"There's so very few times of the year the Church has a specific time and prayers and readings just for the midnight Mass," Orr said.

He remembers napping as a child before being awoken to go to midnight Mass, then coming home to Irish coffee.

"I'll remember that to my dying day," Orr said. "We don't have a heavy attendance by kids at midnight Mass, but I think the ones who go really look forward to it.

"Keeping that kind of ritual alive is very important."

Away in a manger, no crib for his bed

The little Lord Jesus lay down His sweet head

The stars in the sky look down where he lay

The little Lord Jesus asleep on the hay.

Mike Scherer's son, Andrew, is 17 years old and will play trombone tonight at the midnight Mass at Resurrection church. The addition of brass to the usual musical instruments elevates that Mass for him. But memories do, too.

"When we first moved here and went to midnight Mass, I was chosen to carry the baby Jesus up in the procession. We have a large nativity,'' he said. "I was in first grade then."

Andrew's sister, Christina, is 15 and used to equate midnight Mass with being able to stay up late as a little kid.

"Now to me it's more of a tradition," she said. "We do it because we love doing it. It feels a lot more like Christmas."

It came upon the midnight clear

That glorious song of old

From angels bending near the earth

To touch their harps of gold.

"Peace on the earth, good will to men

"From heaven's all-gracious King."

The world in solemn stillness lay

To hear the angels sing.

Christmas Eve also always brings new faces to church.

"I see people I never see," Orr said. "They will be there at 11 in the evening and they have their place staked out and they listen to the carols."

David Dondlinger attends all three Christmas Masses at Resurrection, directing the choirs.
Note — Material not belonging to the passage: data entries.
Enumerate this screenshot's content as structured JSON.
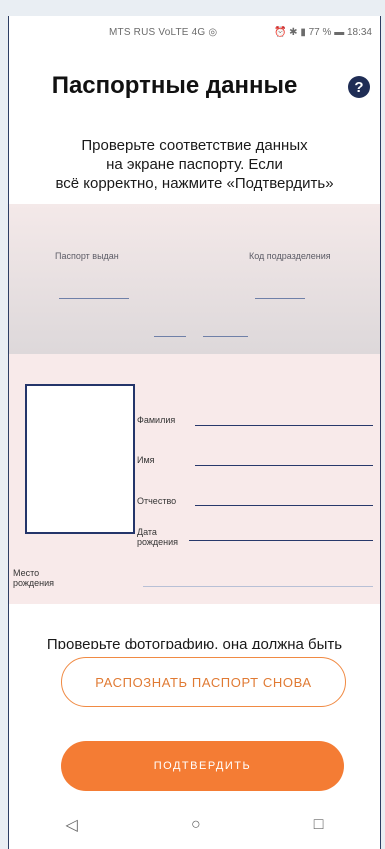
{
  "status_bar": {
    "left": "MTS RUS VoLTE 4G ◎",
    "right": "⏰ ✱ ▮ 77 % ▬ 18:34"
  },
  "header": {
    "title": "Паспортные данные",
    "help_label": "?"
  },
  "intro": {
    "line1": "Проверьте соответствие данных",
    "line2": "на экране паспорту. Если",
    "line3": "всё корректно, нажмите «Подтвердить»"
  },
  "passport_top": {
    "issued_label": "Паспорт выдан",
    "division_code_label": "Код подразделения"
  },
  "passport_bottom": {
    "surname_label": "Фамилия",
    "name_label": "Имя",
    "patronymic_label": "Отчество",
    "birth_date_label_1": "Дата",
    "birth_date_label_2": "рождения",
    "birth_place_label_1": "Место",
    "birth_place_label_2": "рождения"
  },
  "photo_hint_cutoff": "Проверьте фотографию, она должна быть",
  "buttons": {
    "rescan": "РАСПОЗНАТЬ ПАСПОРТ СНОВА",
    "confirm": "ПОДТВЕРДИТЬ"
  },
  "nav": {
    "back": "◁",
    "home": "○",
    "recents": "□"
  },
  "colors": {
    "accent": "#f47c34",
    "navy": "#24356a"
  }
}
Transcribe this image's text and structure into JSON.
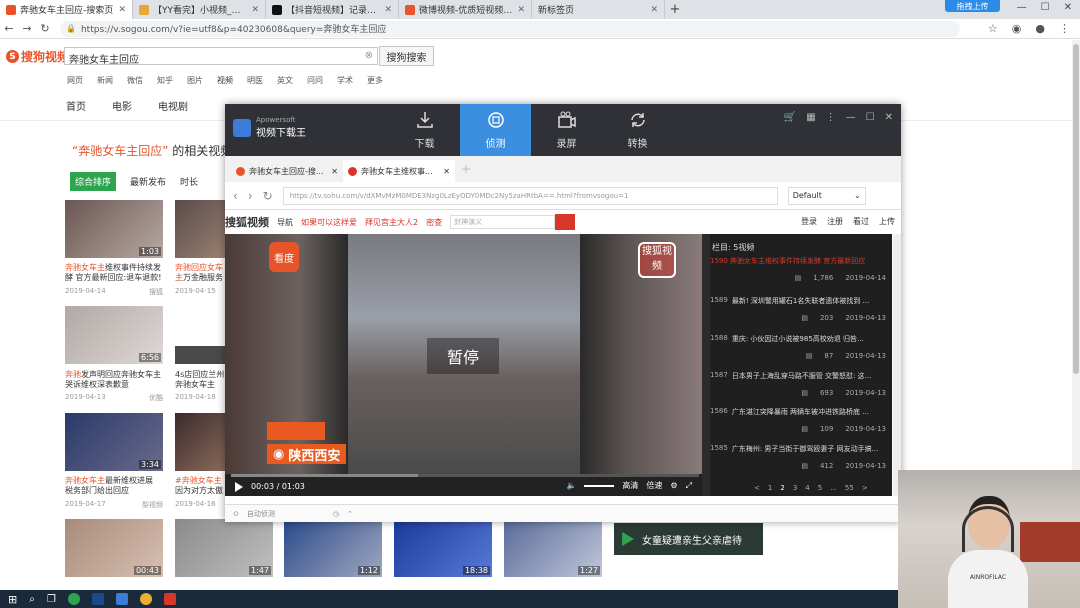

He said he never strays far from traditional carols because it's the most beloved music of all, and the music people sing best.

"It always seems more solemn" at midnight, he said. "The fact that people have stayed up that late to attend a service gives it a feeling of anticipation and expectation and importance."